I suppose that now is as good a time as any to introduce the cast. Â From left to right: Niamh (of Adventures Abroad), John (our guide/magician/miracle worker), Kate (of GlobalSoulAdventures), Mark (of Bikehugger.com), and Beverly (of Beverly Garrity Design). Â You’ll be seeing more of them later. Â For now, this is their best side.
Other reasons to check out the CKS Memorial:
It’s an interesting memorial, and undoubtedly could have been the kick-off of many an interesting political discussion (I find Taiwan’s political landscape fascinating, despite possessing just a glancing understanding of it), but this was not to be that kind of trip. Â Rather, it would be the kind of trip where we found things like this hilarious:
Yes, that’s a robot construction flag waver, and for the remainder of the trip, it never failed to excite and make us laugh. Â What can I say? Â We’re a simple people.
On the way to the airport, we saw an advertisement for one of the most useful pieces of Taiwan’s new push for improved cycletouring infrastructure – bike cars on trains:
To get to Taitung (TTT), however, we flew on Uni Air. Â We departed from Taipei’s domestic airport, Songshan (TSA). Â For domestic travel, this is far more convenient to downtown Taipei than TPE. Â The flight was short and uneventful, taking us from this:
Well, except for one thing. Â This fellow sat directly behind us:
I found it hilarious, though my seatmate was less sanguine. Â Alas, we all got along just fine, and now I’m sitting comfortably at home. Â And that fellow probably isn’t. Â And we were off!
Taitung County (the county/state/province surrounding Taitung, the city) was completely different than Taipei. Â Green, spacious, green, gorgeous, and green, we’d clearly arrived in a very different part of Taiwan, despite the sub-60 minute flight. Â From there, we headed north for another bit of tourism – an aboriginal demonstration site that offered traditional rafting. Â A picture of tranquility, I think:
And it looks simple enough:
So off we went, anticipating a bit of lazy time on the water:
Just look that. Â Beautiful, no?
Well. Â Just to the right of this photo? Â Is the rock I decided to land on, and make an ironic colonial claim. Â Joke was on me, though, as the rock tossed me off, camera in pocket, for a swim in the water. Â Which was really quite pleasant, until I’d been treading water for a minute or so and realized that the camera was, in fact, in pocket. Â So I’m a little short of photos for this day, after this. Â We ended up at the Hotel Royal Chihpen, where I obtained a magic bag of rice that made much of what follows possible . . .

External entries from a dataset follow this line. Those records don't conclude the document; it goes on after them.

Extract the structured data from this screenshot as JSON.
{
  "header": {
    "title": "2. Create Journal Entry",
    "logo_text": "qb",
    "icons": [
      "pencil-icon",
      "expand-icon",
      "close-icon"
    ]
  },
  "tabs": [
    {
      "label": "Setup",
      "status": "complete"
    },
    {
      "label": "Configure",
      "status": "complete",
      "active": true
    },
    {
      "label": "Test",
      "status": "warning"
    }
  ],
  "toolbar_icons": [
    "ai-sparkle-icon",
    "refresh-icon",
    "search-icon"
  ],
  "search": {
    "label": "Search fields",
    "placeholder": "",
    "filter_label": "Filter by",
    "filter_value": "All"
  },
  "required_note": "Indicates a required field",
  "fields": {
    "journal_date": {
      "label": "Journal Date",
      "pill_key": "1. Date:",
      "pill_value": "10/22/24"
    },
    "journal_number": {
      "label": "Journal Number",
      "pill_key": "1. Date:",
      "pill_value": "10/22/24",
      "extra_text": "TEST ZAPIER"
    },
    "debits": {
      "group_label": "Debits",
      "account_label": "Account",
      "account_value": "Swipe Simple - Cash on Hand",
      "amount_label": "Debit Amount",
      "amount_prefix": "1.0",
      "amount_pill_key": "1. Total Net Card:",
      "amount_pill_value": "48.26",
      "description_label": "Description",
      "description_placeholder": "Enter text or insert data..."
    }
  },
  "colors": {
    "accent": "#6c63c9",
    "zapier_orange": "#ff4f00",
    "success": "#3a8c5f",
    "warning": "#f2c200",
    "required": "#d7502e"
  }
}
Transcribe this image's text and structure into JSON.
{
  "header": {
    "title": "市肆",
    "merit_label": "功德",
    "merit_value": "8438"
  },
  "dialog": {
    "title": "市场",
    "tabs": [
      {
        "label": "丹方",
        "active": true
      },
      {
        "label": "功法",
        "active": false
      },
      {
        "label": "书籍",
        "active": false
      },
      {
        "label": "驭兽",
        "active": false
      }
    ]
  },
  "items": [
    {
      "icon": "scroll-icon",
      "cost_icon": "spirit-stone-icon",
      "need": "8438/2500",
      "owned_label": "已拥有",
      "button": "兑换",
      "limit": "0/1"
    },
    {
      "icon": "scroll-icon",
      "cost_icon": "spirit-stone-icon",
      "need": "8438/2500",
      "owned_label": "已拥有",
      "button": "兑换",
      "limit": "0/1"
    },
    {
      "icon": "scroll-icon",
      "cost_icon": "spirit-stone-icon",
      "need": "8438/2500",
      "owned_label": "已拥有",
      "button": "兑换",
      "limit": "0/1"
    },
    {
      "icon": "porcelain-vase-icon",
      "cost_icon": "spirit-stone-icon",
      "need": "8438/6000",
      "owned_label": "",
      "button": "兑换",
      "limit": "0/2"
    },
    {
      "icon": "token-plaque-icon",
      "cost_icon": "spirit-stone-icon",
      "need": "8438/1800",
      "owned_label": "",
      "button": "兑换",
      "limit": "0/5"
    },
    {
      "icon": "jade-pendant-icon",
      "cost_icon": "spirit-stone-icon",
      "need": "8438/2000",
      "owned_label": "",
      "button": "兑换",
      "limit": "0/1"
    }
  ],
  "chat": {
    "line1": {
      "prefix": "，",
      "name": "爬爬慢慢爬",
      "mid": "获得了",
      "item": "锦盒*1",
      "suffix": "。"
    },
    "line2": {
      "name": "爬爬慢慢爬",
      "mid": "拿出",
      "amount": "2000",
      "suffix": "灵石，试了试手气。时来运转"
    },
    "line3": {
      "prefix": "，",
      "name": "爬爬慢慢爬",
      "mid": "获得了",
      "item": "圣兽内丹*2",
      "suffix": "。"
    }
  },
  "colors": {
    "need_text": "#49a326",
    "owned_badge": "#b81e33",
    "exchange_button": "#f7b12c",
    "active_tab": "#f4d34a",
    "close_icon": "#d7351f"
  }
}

Tomorrow: The 2010 Taiwan Cycling Festival kicks off! Â Also: Taitung International Triathlon, with a guest appearance from the Taiwan Air Force.